The Norman Y. Mineta San Josť International Airport is a medium-sized airport in San Josť, California. It is located at the north end of the city, near the intersection of two major freeways, Highway 101 and Interstate 880. Its IATA Airport Code is SJC.
The airport is the smallest of the three Bay Area airports offering scheduled service, with approximately one third the passengers of the region's major international airport San Francisco International Airport (SFO), and slightly smaller than Oakland International Airport (OAK). Like Oakland airport, it attracts suburban residents too distant from SFO, as well as serving as a "reliever" airport and providing access to the Bay Area market for discount carriers (such as Southwest) unwilling to pay high landing fees at SFO.

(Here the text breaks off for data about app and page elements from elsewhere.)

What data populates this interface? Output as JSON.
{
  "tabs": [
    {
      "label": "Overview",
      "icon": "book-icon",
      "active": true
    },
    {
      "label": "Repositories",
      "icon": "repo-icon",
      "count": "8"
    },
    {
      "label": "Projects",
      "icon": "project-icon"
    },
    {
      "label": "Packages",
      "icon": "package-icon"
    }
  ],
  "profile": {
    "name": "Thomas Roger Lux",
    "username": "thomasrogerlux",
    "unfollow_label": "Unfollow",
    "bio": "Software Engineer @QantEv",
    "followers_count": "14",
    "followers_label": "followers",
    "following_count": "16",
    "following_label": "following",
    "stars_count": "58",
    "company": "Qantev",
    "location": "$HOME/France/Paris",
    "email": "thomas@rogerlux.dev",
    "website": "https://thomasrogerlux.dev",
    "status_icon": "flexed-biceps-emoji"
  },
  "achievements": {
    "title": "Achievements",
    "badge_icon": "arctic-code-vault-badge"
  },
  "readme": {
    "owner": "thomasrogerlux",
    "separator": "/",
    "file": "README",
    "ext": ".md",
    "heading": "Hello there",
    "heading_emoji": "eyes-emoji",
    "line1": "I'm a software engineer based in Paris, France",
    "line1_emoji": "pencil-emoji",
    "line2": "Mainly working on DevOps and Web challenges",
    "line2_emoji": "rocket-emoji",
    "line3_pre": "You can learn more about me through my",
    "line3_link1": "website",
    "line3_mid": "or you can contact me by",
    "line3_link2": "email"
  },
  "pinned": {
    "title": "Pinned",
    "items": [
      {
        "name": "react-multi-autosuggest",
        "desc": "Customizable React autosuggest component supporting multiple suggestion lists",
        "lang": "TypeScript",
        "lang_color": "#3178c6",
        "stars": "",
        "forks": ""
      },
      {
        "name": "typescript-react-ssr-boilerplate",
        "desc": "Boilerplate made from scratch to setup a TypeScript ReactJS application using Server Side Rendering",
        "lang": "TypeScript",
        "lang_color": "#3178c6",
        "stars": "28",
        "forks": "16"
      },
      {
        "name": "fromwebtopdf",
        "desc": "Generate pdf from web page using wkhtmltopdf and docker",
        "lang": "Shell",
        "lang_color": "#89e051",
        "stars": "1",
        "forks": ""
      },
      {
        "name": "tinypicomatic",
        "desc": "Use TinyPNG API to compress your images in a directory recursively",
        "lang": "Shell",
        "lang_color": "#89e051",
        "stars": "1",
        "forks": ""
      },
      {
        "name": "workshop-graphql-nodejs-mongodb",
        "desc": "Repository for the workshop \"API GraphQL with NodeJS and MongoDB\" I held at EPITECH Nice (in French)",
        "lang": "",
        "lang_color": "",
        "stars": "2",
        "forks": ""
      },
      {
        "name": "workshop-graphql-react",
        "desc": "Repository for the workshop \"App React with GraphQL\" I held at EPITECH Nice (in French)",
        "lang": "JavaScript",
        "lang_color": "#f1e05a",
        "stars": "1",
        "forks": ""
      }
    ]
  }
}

As of 2003, Mineta San Jose Airport was served by all six large hub-and-spoke domestic carriers, one West Coast carrier and four discount carriers. The airport has transcontinental service to five East Coast cities as well as limited international service to Mexico and Japan.
American Airlines opened a hub at San Jose in 1988, using slots it obtained in the buyout of Air California in 1986. Reno Air, a startup based in Reno, Nevada, took over many of American's gates until it was bought out by American in 1998. American never re-established its hub, although it continues to use San Jose for flights to Honolulu, Kahului, and Tokyo. It operated nonstop flights to Taipei and Paris for a brief period in mid-2001.
In November 2001, the then "San Josť International Airport" was renamed for Norman Yoshio Mineta, a native of San Josť, former mayor and congressman who was then serving as United States Secretary of Transportation.
The airport's location and layout have caused some problems. Both runways are directly lined up with downtown San Jose, which means that aircraft making their landing approaches from the south descend right over downtown. As a result, all new construction in downtown San Jose is heavily soundproofed and subject to a permanent height limit. The airport is also constrained by the fact that it is surrounded by freeways on three sides. Any expansion of the runways to the north or south will requiring putting one of those freeways underground.